The study group of 698 individuals (128 DR, 250 T2DM, 320 controls) was genotyped by PCR-RFLP. Haplotype and linkage disequilibrium between SNPs were determined using Haploview software.
Combined risk genotypes of TLR4 SNPs rs10759931 (odds ratio [OR] 1.50, p = 0.05) and rs1927914 (OR 1.48, p = 0.05) were found to be significantly associated with pathogenesis of DR. A total of 14 haplotypes with frequency >1% were obtained using Haploview software. Haplotypes ACATC (37.5%) and ACATT (14.8%) were the two most common haplotypes obtained.
Results of the present case-control study that included 698 north Indian subjects suggested that TLR4 SNPs rs10759931 and rs1927914 modulate the risk of DR in T2DM cases. Association analysis using haplotypes showed none of the haplotypes were associated with either susceptibility or resistance to DR in a north Indian population.

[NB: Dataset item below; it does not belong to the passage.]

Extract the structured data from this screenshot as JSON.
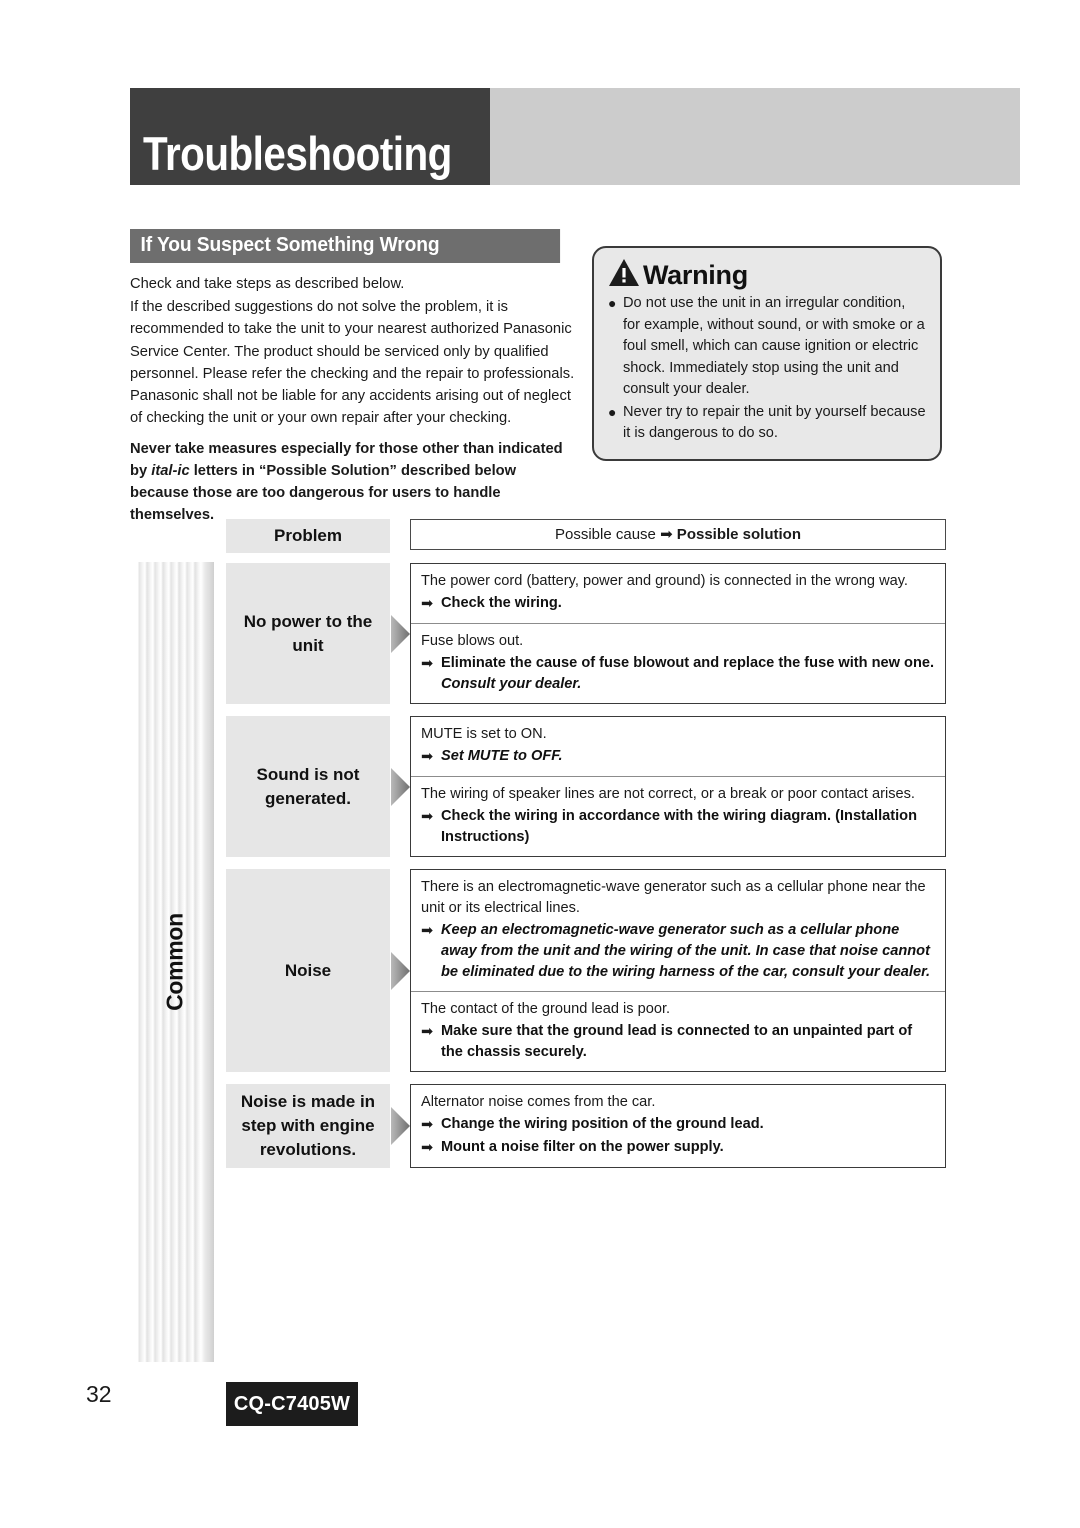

"coding Complement Factor H ( CFH ) , Complement Factor B ( BF ) , Complement Component C2 ( C2 ) , and Toll - Like Recep - tor 4 ( TLR4 ) ( Edwards et al . , 2005 ; Gold et al . , 2006 ; Haines et al . , 2005 ; Klein et al . , 2005 ; Li et al . , 2006 ; Maller et al . , 2006 ; Ross et al . , 2007 ; Zareparsi et al . , 2005"
"Apoliproprotein E (apoE) polymorphisms modulate AMD risk as well, with the ε4 allelic variant conferring protection against AMD and the ε2 allelic variant increasing AMD risk

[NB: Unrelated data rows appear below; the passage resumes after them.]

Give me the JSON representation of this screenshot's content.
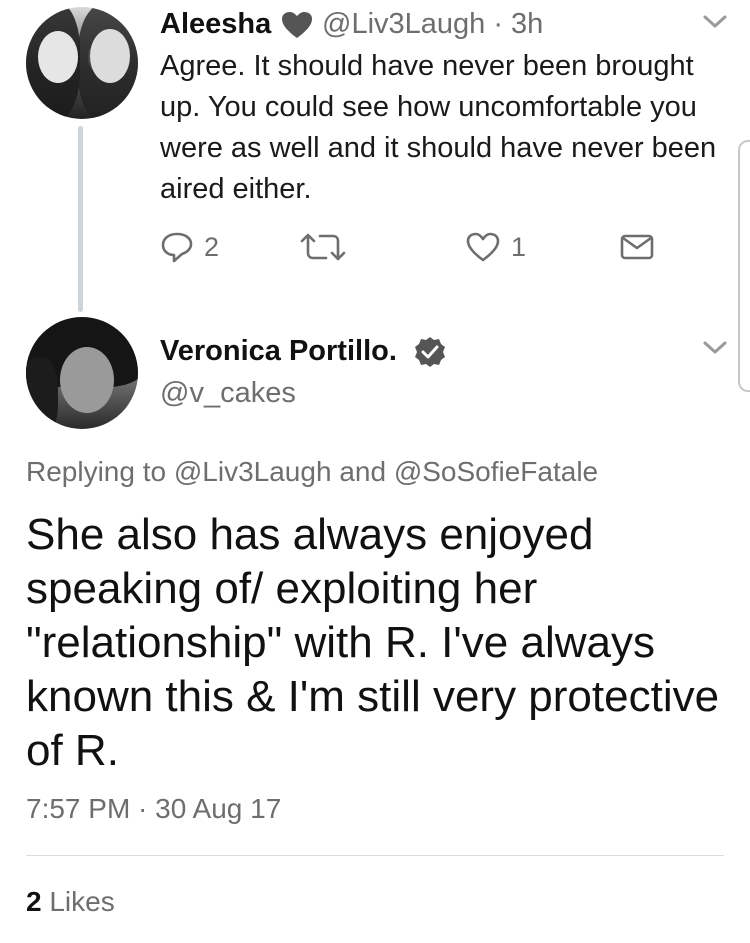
{
  "reply_tweet": {
    "name": "Aleesha",
    "handle_time": "@Liv3Laugh · 3h",
    "text": "Agree. It should have never been brought up. You could see how uncomfortable you were as well and it should have never been aired either.",
    "replies": "2",
    "likes": "1"
  },
  "main_tweet": {
    "name": "Veronica Portillo.",
    "handle": "@v_cakes",
    "replying_prefix": "Replying to",
    "replying_user1": "@Liv3Laugh",
    "replying_and": "and",
    "replying_user2": "@SoSofieFatale",
    "text": "She also has always enjoyed speaking of/ exploiting her \"relationship\" with R. I've always known this & I'm still very protective of R.",
    "timestamp": "7:57 PM · 30 Aug 17",
    "likes_count": "2",
    "likes_label": "Likes"
  },
  "icons": {
    "badge": "heart-icon",
    "verified": "verified-badge-icon",
    "reply": "reply-icon",
    "retweet": "retweet-icon",
    "like": "like-icon",
    "dm": "envelope-icon",
    "menu": "chevron-down-icon"
  },
  "colors": {
    "text": "#1a1a1a",
    "muted": "#6e6e6e",
    "thread_line": "#cfd4d8"
  }
}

. Although controversial, AMD-associated SNPs have also been identified in excision repair cross-complementing group 6 (ERCC6), a DNA repair gene
; serpin peptidase inhibitor, clade G (C1 inhibitor), member 1 (SERPING1), an inhibitor of the complement component C1

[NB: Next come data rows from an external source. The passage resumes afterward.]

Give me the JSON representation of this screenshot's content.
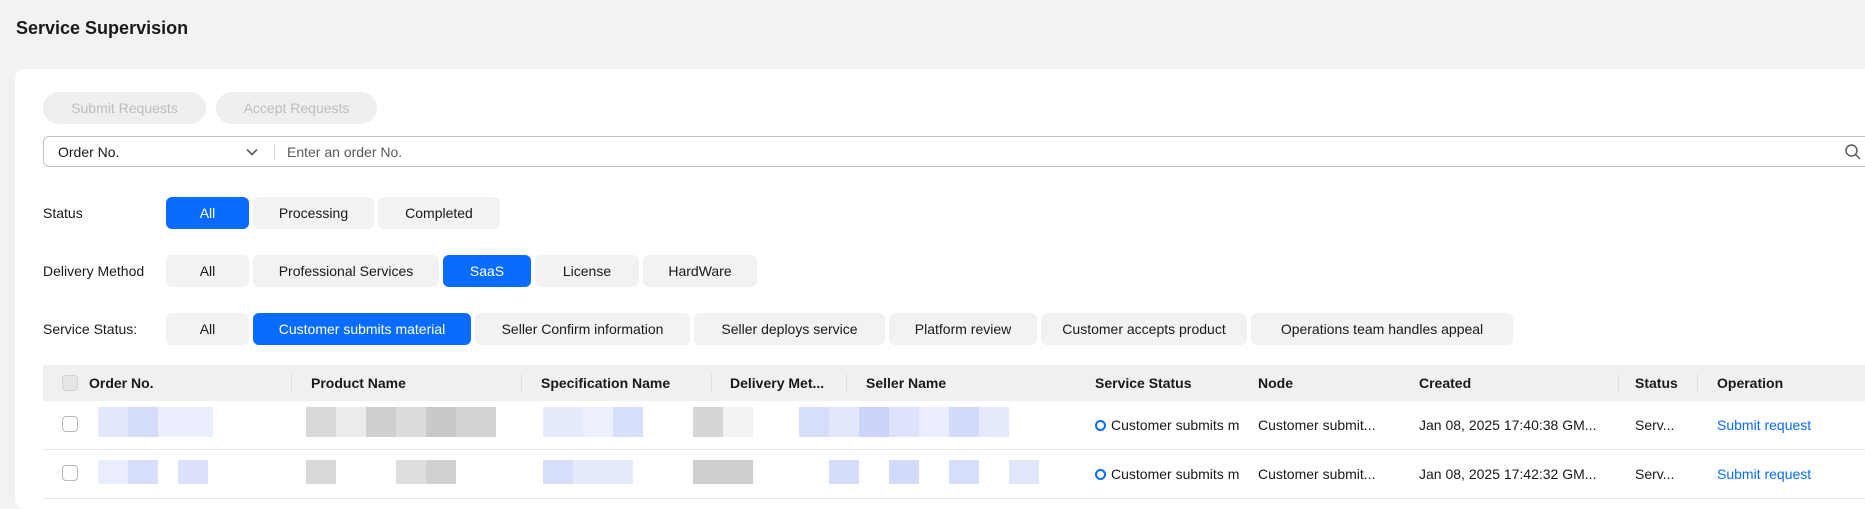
{
  "page": {
    "title": "Service Supervision"
  },
  "toolbar": {
    "submit_label": "Submit Requests",
    "accept_label": "Accept Requests"
  },
  "search": {
    "field": "Order No.",
    "placeholder": "Enter an order No."
  },
  "filters": {
    "status": {
      "label": "Status",
      "options": [
        "All",
        "Processing",
        "Completed"
      ],
      "selected": "All"
    },
    "delivery": {
      "label": "Delivery Method",
      "options": [
        "All",
        "Professional Services",
        "SaaS",
        "License",
        "HardWare"
      ],
      "selected": "SaaS"
    },
    "service_status": {
      "label": "Service Status:",
      "options": [
        "All",
        "Customer submits material",
        "Seller Confirm information",
        "Seller deploys service",
        "Platform review",
        "Customer accepts product",
        "Operations team handles appeal"
      ],
      "selected": "Customer submits material"
    }
  },
  "table": {
    "columns": [
      "Order No.",
      "Product Name",
      "Specification Name",
      "Delivery Met...",
      "Seller Name",
      "Service Status",
      "Node",
      "Created",
      "Status",
      "Operation"
    ],
    "rows": [
      {
        "service_status": "Customer submits m",
        "node": "Customer submit...",
        "created": "Jan 08, 2025 17:40:38 GM...",
        "status": "Serv...",
        "operation": "Submit request"
      },
      {
        "service_status": "Customer submits m",
        "node": "Customer submit...",
        "created": "Jan 08, 2025 17:42:32 GM...",
        "status": "Serv...",
        "operation": "Submit request"
      }
    ]
  },
  "colors": {
    "accent": "#0a6cff",
    "redaction_blue": "#d5dcfa",
    "redaction_gray": "#cfcfcf"
  },
  "icons": [
    "chevron-down-icon",
    "search-icon"
  ]
}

; and toll-like receptor 3 (TLR3)
 and toll-like receptor 4 (TLR4)
, mediators of the innate immune response. "
[Show abstract][Hide abstract] ABSTRACT: Age-related macular degeneration (AMD) is a complex and multifaceted disease involving contributions from both genetic and environmental influences. Previous work exploring the genetic contributions of AMD has implicated numerous genomic regions and a variety of candidate genes as modulators of AMD susceptibility. Nevertheless, much of this work has revolved around single-nucleotide polymorphisms (SNPs), and it is apparent that a significant portion of the heritability of AMD cannot be explained through these mechanisms. In this review, we consider the role of common variants, rare variants, copy number variations, epigenetics, microRNAs, and mitochondrial genetics in AMD. Copy number variations in regulators of complement activation genes (CFHR1 and CFHR3) and glutathione S transferase genes (GSTM1 and GSTT1) have been associated with AMD, and several additional loci have been identified as regions of potential interest but require further evaluation. MicroRNA dysregulation has been linked to the retinal pigment epithelium degeneration in geographic atrophy, ocular neovascularization, and oxidative stress, all of which are hallmarks in the pathogenesis of AMD. Certain mitochondrial DNA haplogroups and SNPs in mitochondrially encoded NADH dehydrogenase genes have also been associated with AMD. The role of these additional mechanisms remains only partly understood, but the importance of their further investigation is clear to elucidate more completely the genetic basis of AMD.
Human genomics 08/2012; 6(1):13. DOI:10.1186/1479-7364-6-13 · 2.15 Impact Factor